Start Making Geometry!

Do you want to start off next school year teaching geometry with 3D prints, coding, or some other hands-on exploration?  Geometry, of all the branches of mathematics, is the one that is most easily visualized by making something. However, it is all too easy to reduce it to reams of formulas to memorize and proofs to replicate. Our book, MAKE: Geometry,  helps students learn key topics from middle- and high-school geometry by creating 3D prints and trying out other hands-on projects.  The book also teaches how to use the free CAD program OpenSCAD, which uses computer code to describe objects. This interactive workshop will introduce teachers and parents to OpenSCAD and the models in the book, and help them feel confident using the materials and expanding on them. No prior knowledge of OpenSCAD is required!

Rube Goldberg Contraptions in the Classroom. A Winning Combination

The name Rube Goldberg immediately conjures up images of fun, wacky contraptions that take a long path to a simple task.  Rube Goldberg was a cartoonist and an inspiration to millions, and his legacy lives on through competitions and challenges held around the world. Our June 2 Community Conversations will feature Jennifer George, Rube’s granddaughter, and the manager of the Rube Goldberg Institute.  She will talk about all things Rube and lead the conversation about the value of contraption building in education.  Bring your own stories and pictures and join the conversation.

Summer Enrichment Opportunities for Students and Educators

What summer maker activities are available that you can recommend to your students?  For yourself? How do you find fun summer adventures for your students and engaging professional development for yourself?  Join Community Conversations on May 5th for an engaging and interactive discussion about fabulous free resources that are available this summer for kids and educators.  Make: offers a free Maker Camp series that we will review, along with sharing some other wonderful resources that are available throughout the summer for your professional development and for your students' enrichment.  And as always we want to hear your ideas, questions and experiences.  Join us May 5th for a lively and important discussion about summer resources.

Paper and Origami Circuits for Educators

Paper circuits are a classic makerspace activity, teaching basic electronics in a fun, creative way. But anyone who has hosted a paper circuit workshop knows that they can be tricky and challenging. Plus, what do you do for more advanced makers who have "been there, done that"? In this workshop, we'll present tried-and-true tips, techniques, tools, and troubleshooting that will make your paper circuit classes run more smoothly, with less waste and frustration. We'll also go beyond the basic card to explore origami circuits, advanced switches, and design projects to encourage your young makers to invent their own unique circuits. During the class, we'll work together on several hands-on projects that you can use in your programming including both series and parallel flat circuits, both a light-up and a motorized origami circuit, and a more complex circuit game project. We'll also discuss the pros and cons of various materials available for paper circuits, cover basic safety concerns, and share ideas for creating engaging, exciting paper circuit programs. Whether you're new to paper circuits or you've done dozens, you'll walk away with solid ideas you can implement in your classroom, camp, club, or library.

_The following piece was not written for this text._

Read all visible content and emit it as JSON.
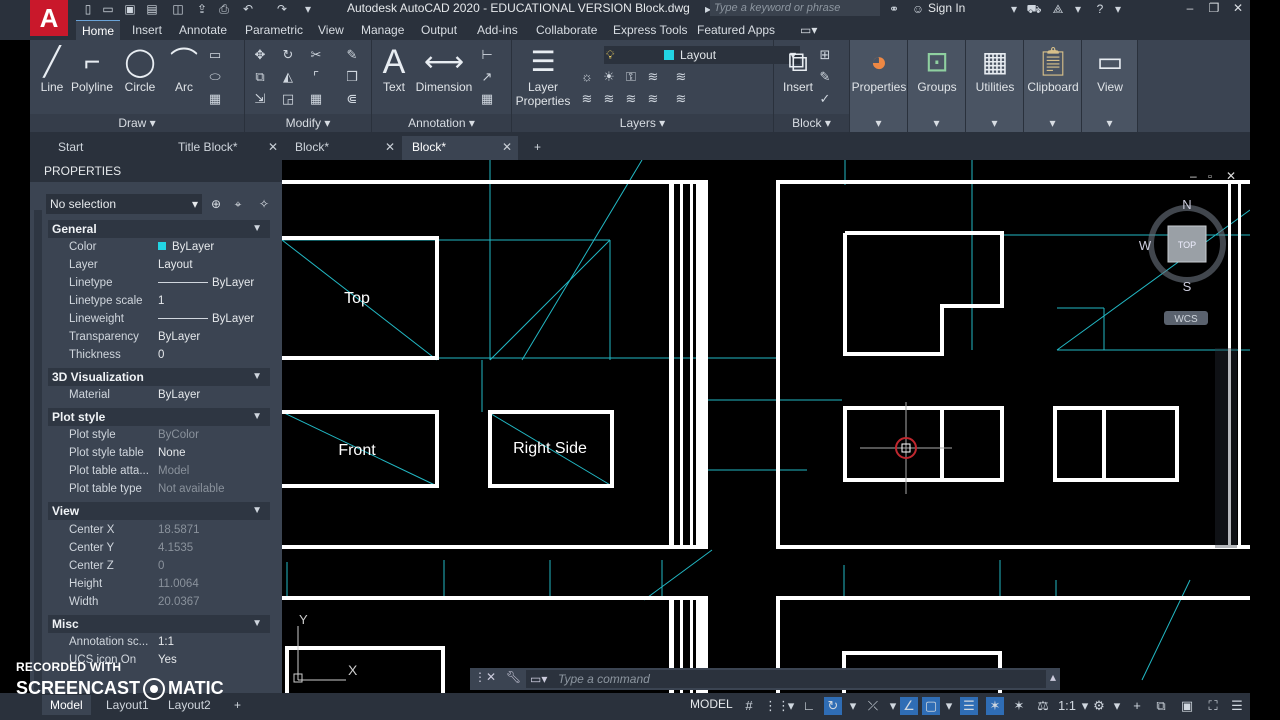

Cardboard Engineering for Educators

Cardboard is a common and inexpensive material that can be used in many ways for design and engineering. Because it's easy to cut, bend, manipulate and decorate, it's a perfect substance for prototyping and iterative hands-on projects. From this simple material, your students can build worlds. But how do you maximize that potential? That's what we'll discover together! Some of the topics we will cover with Cardboard Engineering include qualities of various cardboard materials (chipboard versus corrugated, for example), tools for working with cardboard (canary cutters, ZipSnips, laser cutters, etc.), educational cardboard products on the market, appropriate adhesives, joining techniques for strong construction, and safety considerations. We'll put this all to use in real-time as we work through sample projects so that you can explore the concepts as we discuss them. You will walk away with projects and lessons that you can implement in out-of-school spaces like camps or in the classroom throughout the year.

Make a Nano Theremin

Have you ever wanted to learning programming but didn't know where to start? Have you heard of Arduino, but you're not sure what you can make with it? Or do you have a kit, and you need some motivation? With this project, you'll take an Arduino Nano (or Uno), add a few simple components and a bit of well-commented code, and make a customizable theremin that lets you create sound according to how much light falls onto a sensor. In other words: you'll make a musical instrument you can play by waving your hand!
FEEDBACK